* [Task item] Report all lines of the records that contain "content".

App and web page records:
= = = =

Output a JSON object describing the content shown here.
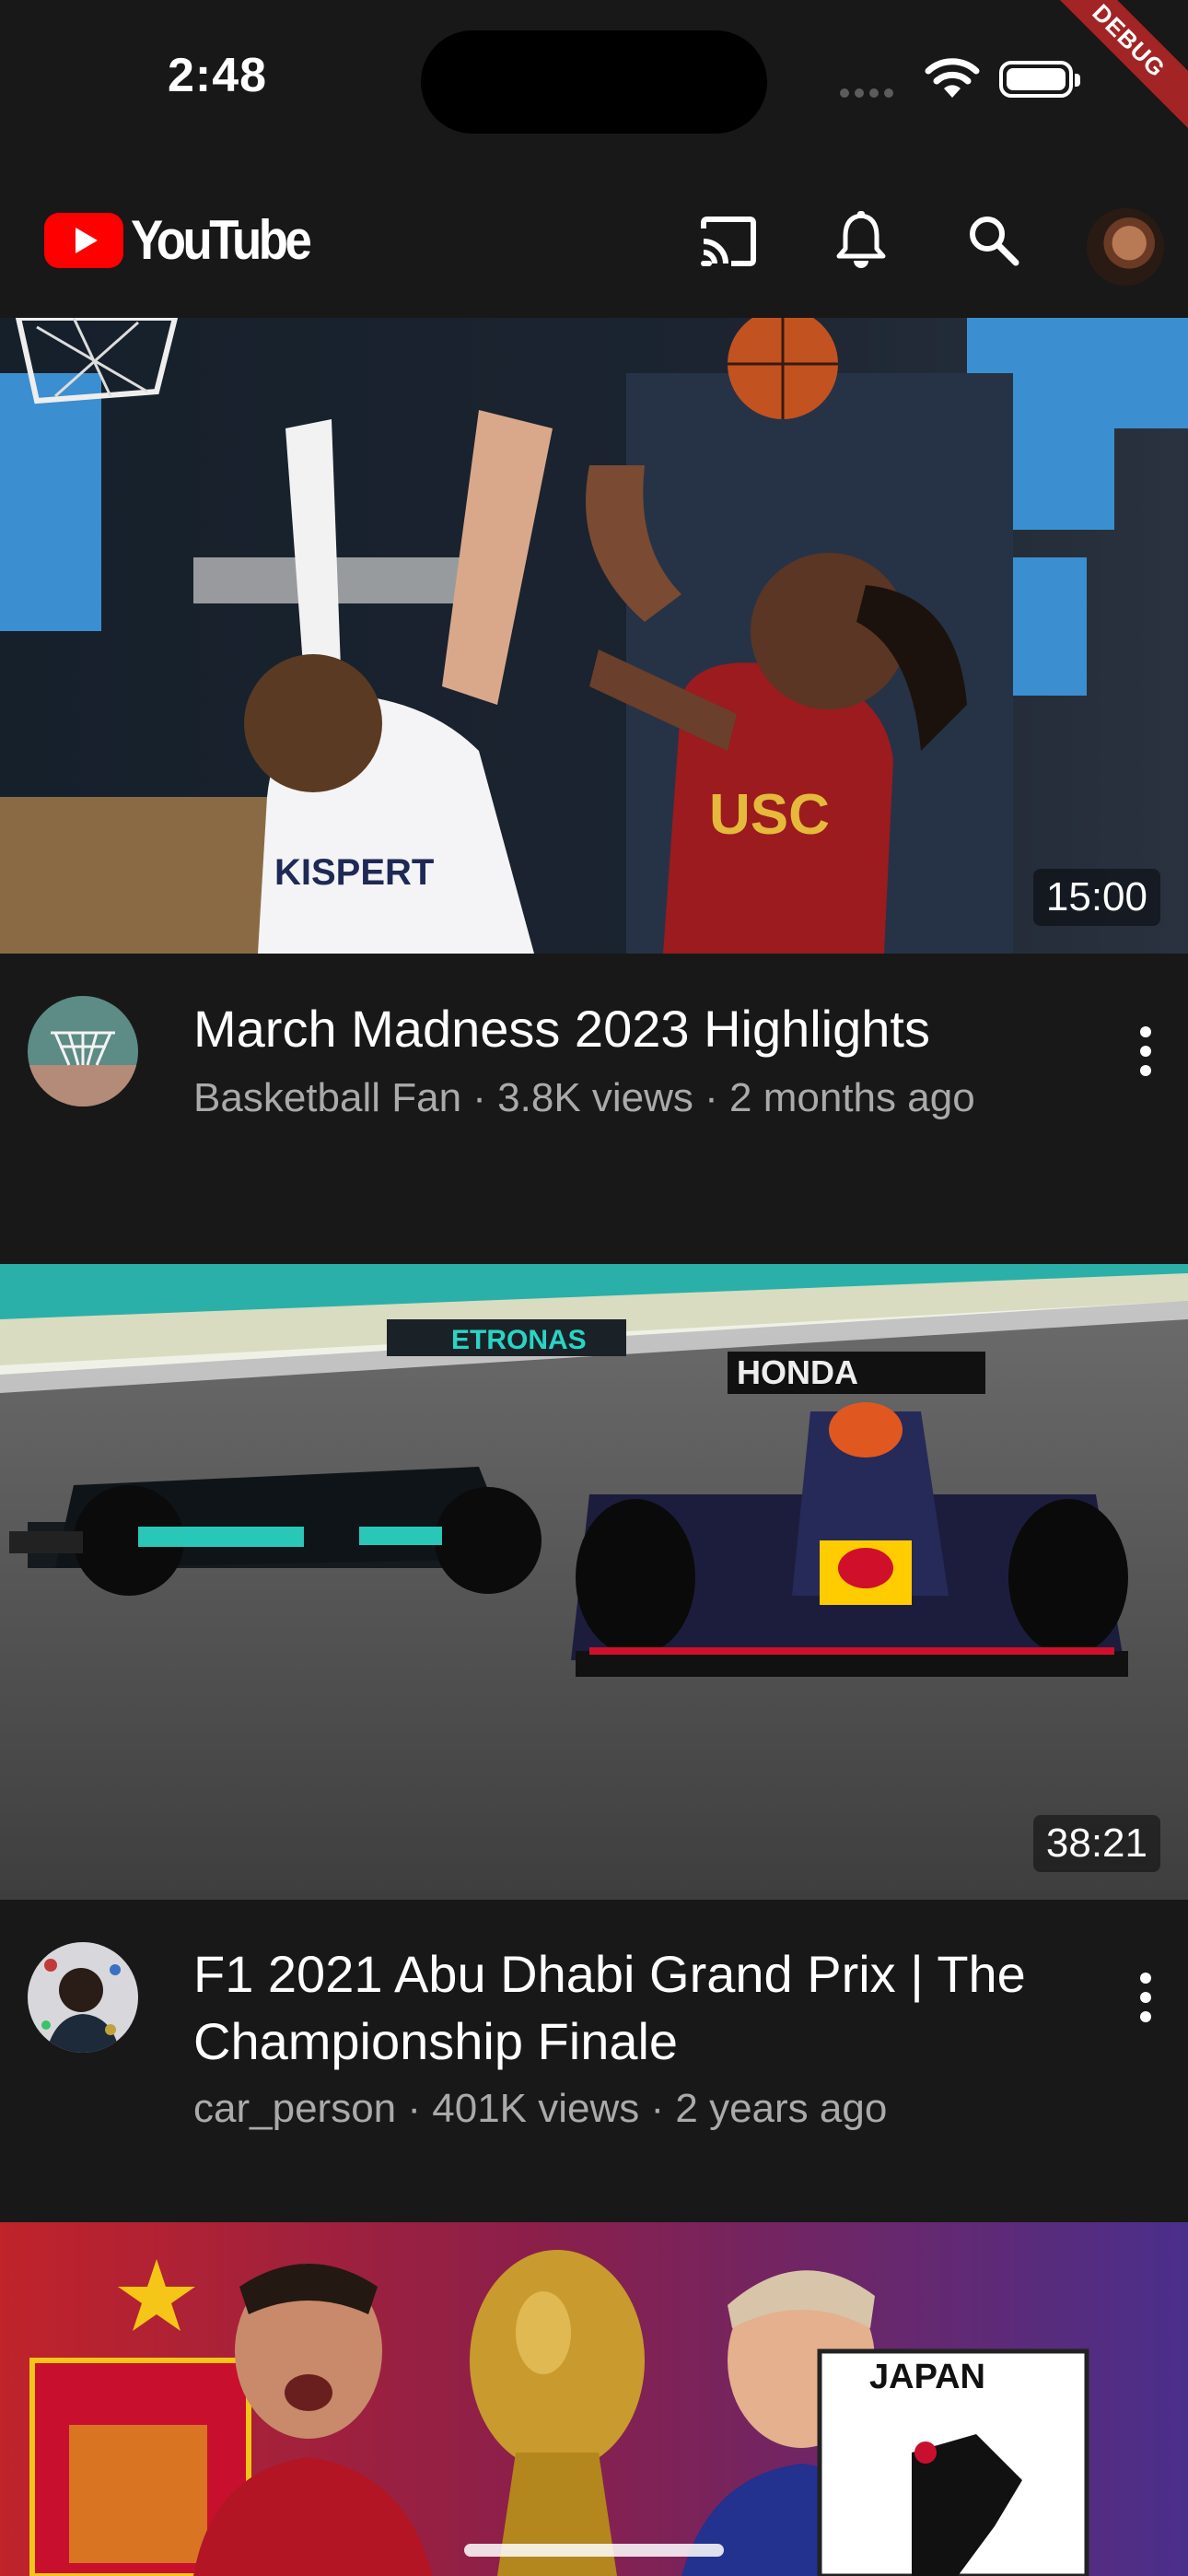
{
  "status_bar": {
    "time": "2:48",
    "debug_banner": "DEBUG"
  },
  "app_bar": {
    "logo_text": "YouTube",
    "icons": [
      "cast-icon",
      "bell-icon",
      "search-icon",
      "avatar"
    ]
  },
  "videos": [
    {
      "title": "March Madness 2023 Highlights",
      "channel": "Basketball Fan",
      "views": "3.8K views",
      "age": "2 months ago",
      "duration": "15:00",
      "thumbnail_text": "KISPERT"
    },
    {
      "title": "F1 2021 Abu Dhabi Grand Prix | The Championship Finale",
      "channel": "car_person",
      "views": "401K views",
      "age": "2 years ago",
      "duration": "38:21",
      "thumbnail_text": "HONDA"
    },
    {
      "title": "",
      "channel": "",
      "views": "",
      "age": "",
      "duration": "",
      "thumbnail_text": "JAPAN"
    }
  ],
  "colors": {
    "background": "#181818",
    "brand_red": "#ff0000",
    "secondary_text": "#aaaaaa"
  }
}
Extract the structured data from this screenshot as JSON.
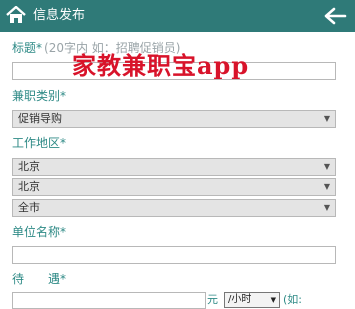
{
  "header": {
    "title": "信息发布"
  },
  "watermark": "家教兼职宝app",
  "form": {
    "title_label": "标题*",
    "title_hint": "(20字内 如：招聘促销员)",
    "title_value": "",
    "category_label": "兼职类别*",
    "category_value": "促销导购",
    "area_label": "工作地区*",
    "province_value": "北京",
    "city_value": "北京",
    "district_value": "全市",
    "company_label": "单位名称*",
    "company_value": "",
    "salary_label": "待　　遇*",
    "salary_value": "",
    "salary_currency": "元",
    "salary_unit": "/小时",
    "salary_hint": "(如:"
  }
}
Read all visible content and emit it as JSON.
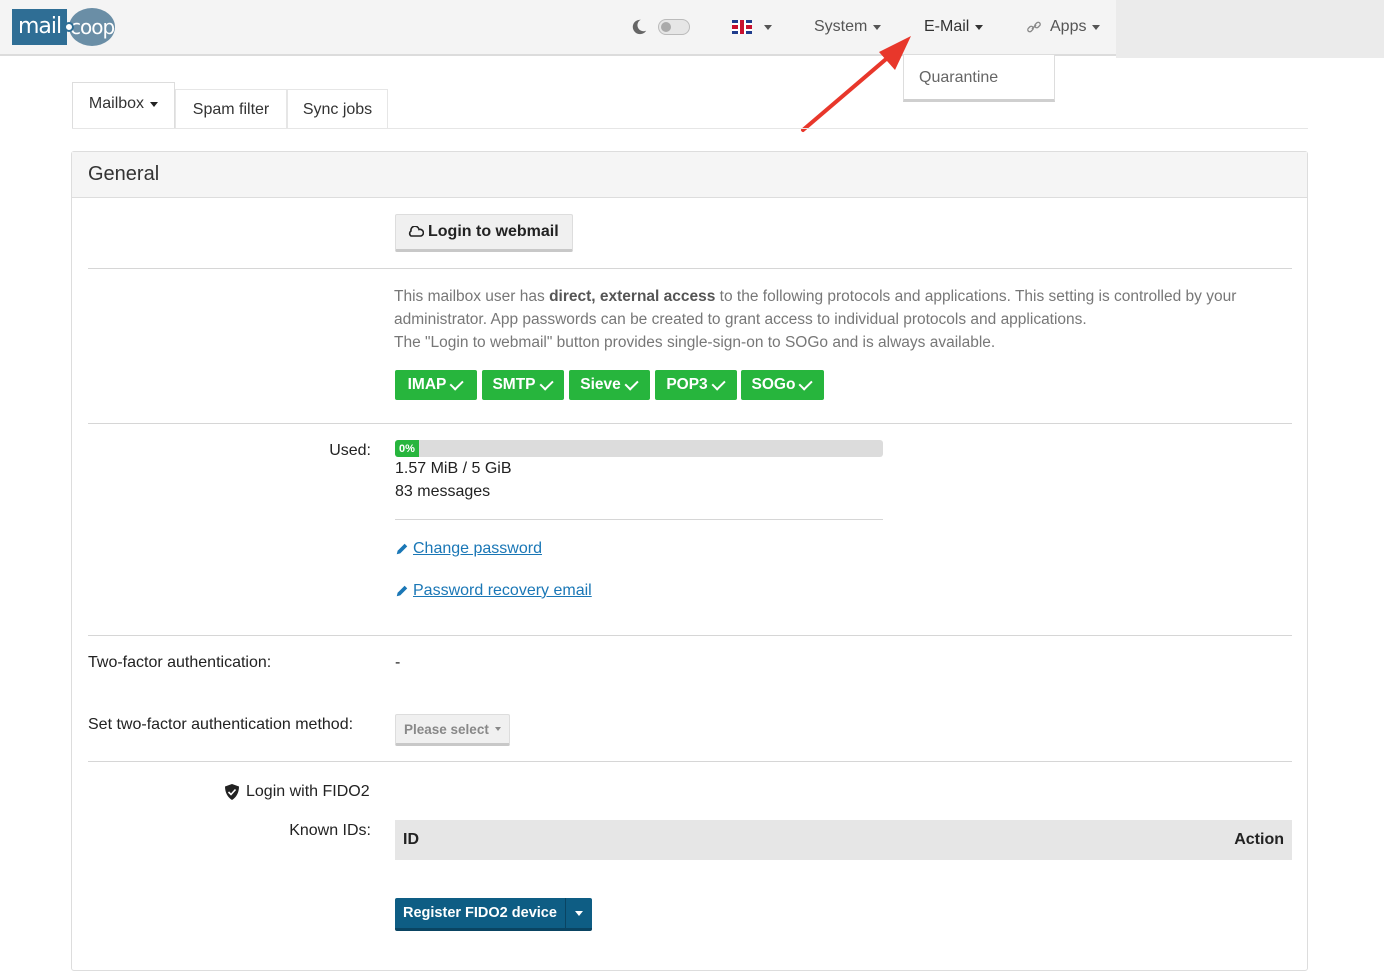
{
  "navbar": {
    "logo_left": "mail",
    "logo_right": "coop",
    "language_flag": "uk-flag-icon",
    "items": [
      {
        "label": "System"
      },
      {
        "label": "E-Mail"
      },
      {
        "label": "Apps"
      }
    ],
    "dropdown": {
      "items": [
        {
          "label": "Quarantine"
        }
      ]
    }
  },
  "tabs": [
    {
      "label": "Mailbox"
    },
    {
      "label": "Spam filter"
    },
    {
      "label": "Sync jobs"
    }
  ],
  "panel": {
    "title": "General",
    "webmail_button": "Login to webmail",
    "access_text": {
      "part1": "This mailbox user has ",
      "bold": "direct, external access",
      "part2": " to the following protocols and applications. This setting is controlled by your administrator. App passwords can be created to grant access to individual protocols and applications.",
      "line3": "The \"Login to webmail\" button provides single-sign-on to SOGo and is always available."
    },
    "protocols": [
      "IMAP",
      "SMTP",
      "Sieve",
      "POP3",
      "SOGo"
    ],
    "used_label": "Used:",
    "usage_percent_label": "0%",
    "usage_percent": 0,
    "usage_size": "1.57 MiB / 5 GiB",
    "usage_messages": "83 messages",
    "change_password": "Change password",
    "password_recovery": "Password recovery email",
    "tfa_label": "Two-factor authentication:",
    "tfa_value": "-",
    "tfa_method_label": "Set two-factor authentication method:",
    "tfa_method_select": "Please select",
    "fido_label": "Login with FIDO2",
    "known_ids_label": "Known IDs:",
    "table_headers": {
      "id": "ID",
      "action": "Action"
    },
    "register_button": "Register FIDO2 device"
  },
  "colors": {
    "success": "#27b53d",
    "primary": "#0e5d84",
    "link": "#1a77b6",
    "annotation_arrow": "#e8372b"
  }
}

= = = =

* [Response area]
Output a JSON object describing the content shown here.
Read all visible content and emit it as JSON.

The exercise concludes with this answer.